5E model for training and learning – 4/ Explore
Learning is all about searching for new meanings and connections. Like all explorers, learners need to accept – and indeed recognise – the risk of losing their way and coming up against a deadend. For their part, training designers should create environments that are secure and conducive to learning – environments in which learners become creators of knowledge.
No ‘learning pathway’ can be completely plotted beforehand. Designers do their best to create environments that enable their learners. But only learners know, in hindsight, at what point of their personal journey the penny has dropped.
Such exploration cannot be limited to formal training situations.
A study conducted by Morgan McCall and his colleagues at the Center for Creative Leadership found that the western managers taking part in the research broke down the acquisition of their job-related knowledge as follows:
- 70 percent of their knowledge from job-related experience
- 20 percent from interactions with others at work (social)
- 10 percent from formal educational events, which for Morgan McCall includes training, coaching and mentoring
The study has little value from the point of view of scientific research; it does not state that formal training is of little use. As Charles Jennings, one of the promoters of the model, stated:
"70:20:10 is a reference model and not a recipe".
The model, therefore, provides a framework for aligning the development strategy with the real world. It is not about numbers.

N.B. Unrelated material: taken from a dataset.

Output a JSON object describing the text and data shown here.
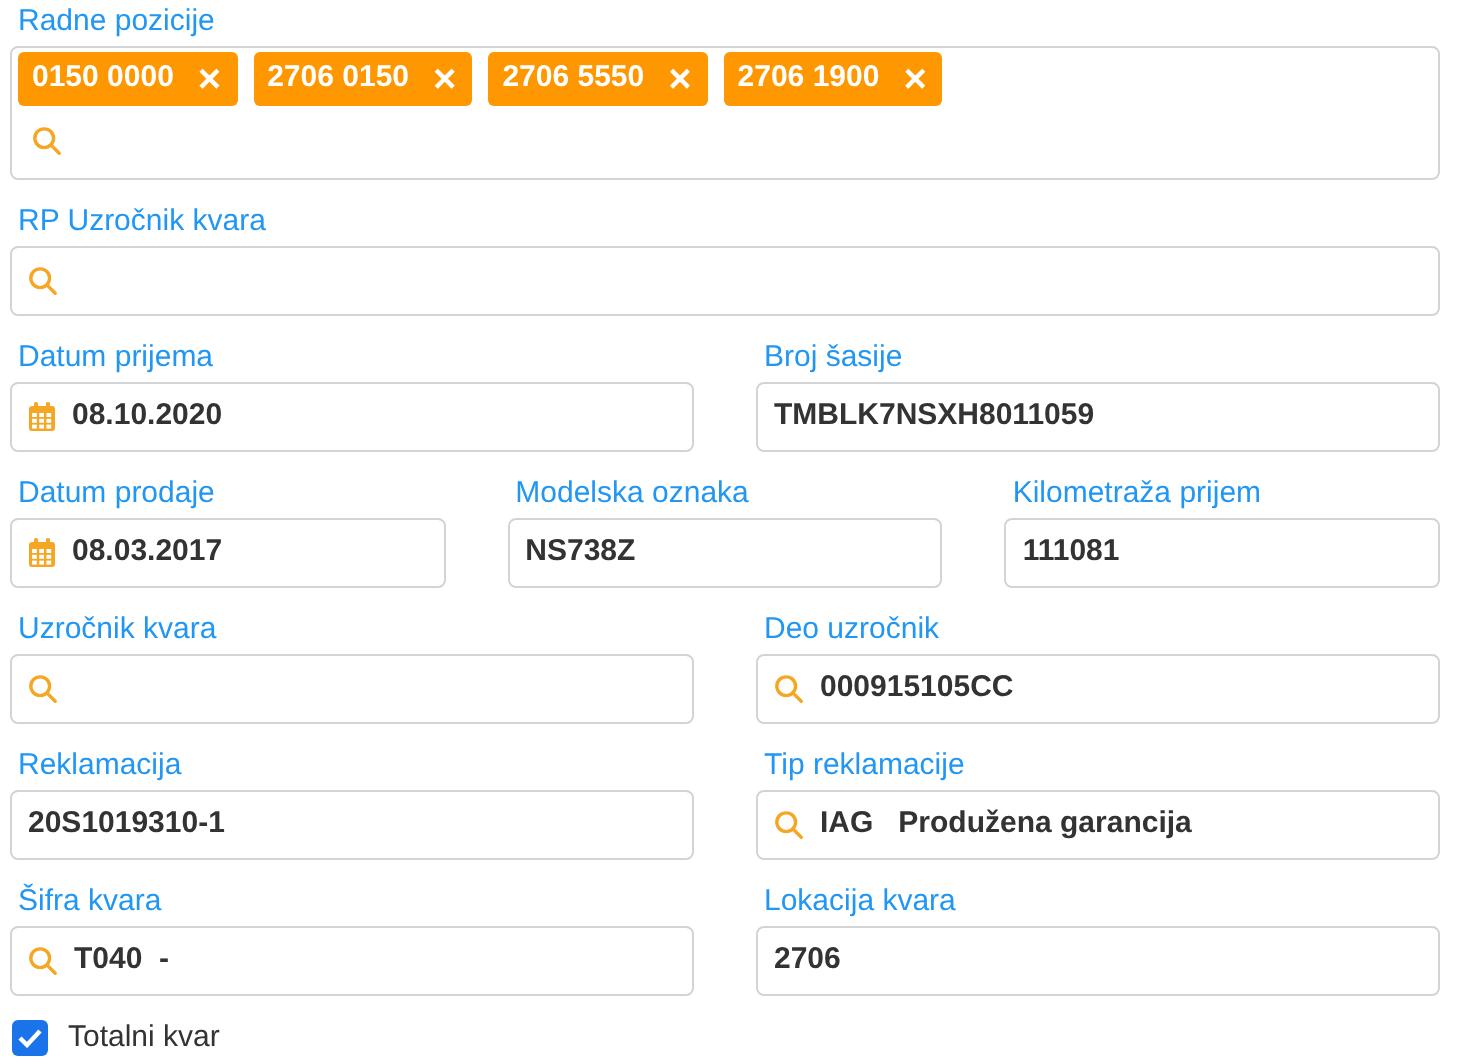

- “Engage” – the first phase of the 5E model for training and learning
- “Explain” – the second phase of the 5E model for training and learning
- “Experiment” – the third phase of the 5E model for training and learning
- "Embed" - the fifth phase of the 5E model for training and learning
The "70:20:10" proportions should not be used like a recipe
Instead, it should be about placing formal training in a systemic perspective. The intention and objectives of the formal learning situation have been determined by the institution (e.g., school, business, etc). At the opposite end of the spectrum are informal training situations, which are initiated by learners. Between both of these, there are several nuances.
To a certain extent, we could say that formal training encourages exploration in the following ways:
- Prepares the correct steps for progressing from one difficulty to another, in line with the ‘zone of proximal development’
- Sets aside time for the task
- Takes into account the time required for the learning – from becoming aware of the learning to transfering it into real-world application
- Allows for errors to be made
There are so many factors that are difficult to facilitate in real life. As such, formal training facilitates the transferability of knowledge, and provides a more effective way of learning from experience and interactions.
Increasingly, there is a blurring of the lines between formal, social and experiential training. The formal approach incorporates the dynamic of social learning and going back and forth between work and training situations.
What psychology says
The psychologist Albert Bandura underlines the role played by social relations in learning:
“Affective learning resulting from direct experience can occur vicariously by observing people’s behaviour and its consequences for them.
Vicarious learning does not dispense with direct experience in all cases, but it does, where possible, provide a means of facilitating and inciting people to invest themselves if the consequences observed are positive.
The fact of learning through observation effectively makes individuals capable of acquiring behaviours or knowledge without having to create them gradually using a process of trial and error.”
In addition to the formal-social-work features, learning design is now close to that of creating environments that enable creativity and innovation.
Learning venues are also changing. Professionals now – and in the future – will undoubtedly have to make decisions in a complex and changing environment, with simple and repetitive procedures being entrusted to machines.
Learning is therefore less about procedural knowledge conditioning and more about bringing people together to solve problems that are out of the ordinary. Intuition is therefore harnessed. As such, it is more a matter of our learner-explorer thinking outside the box.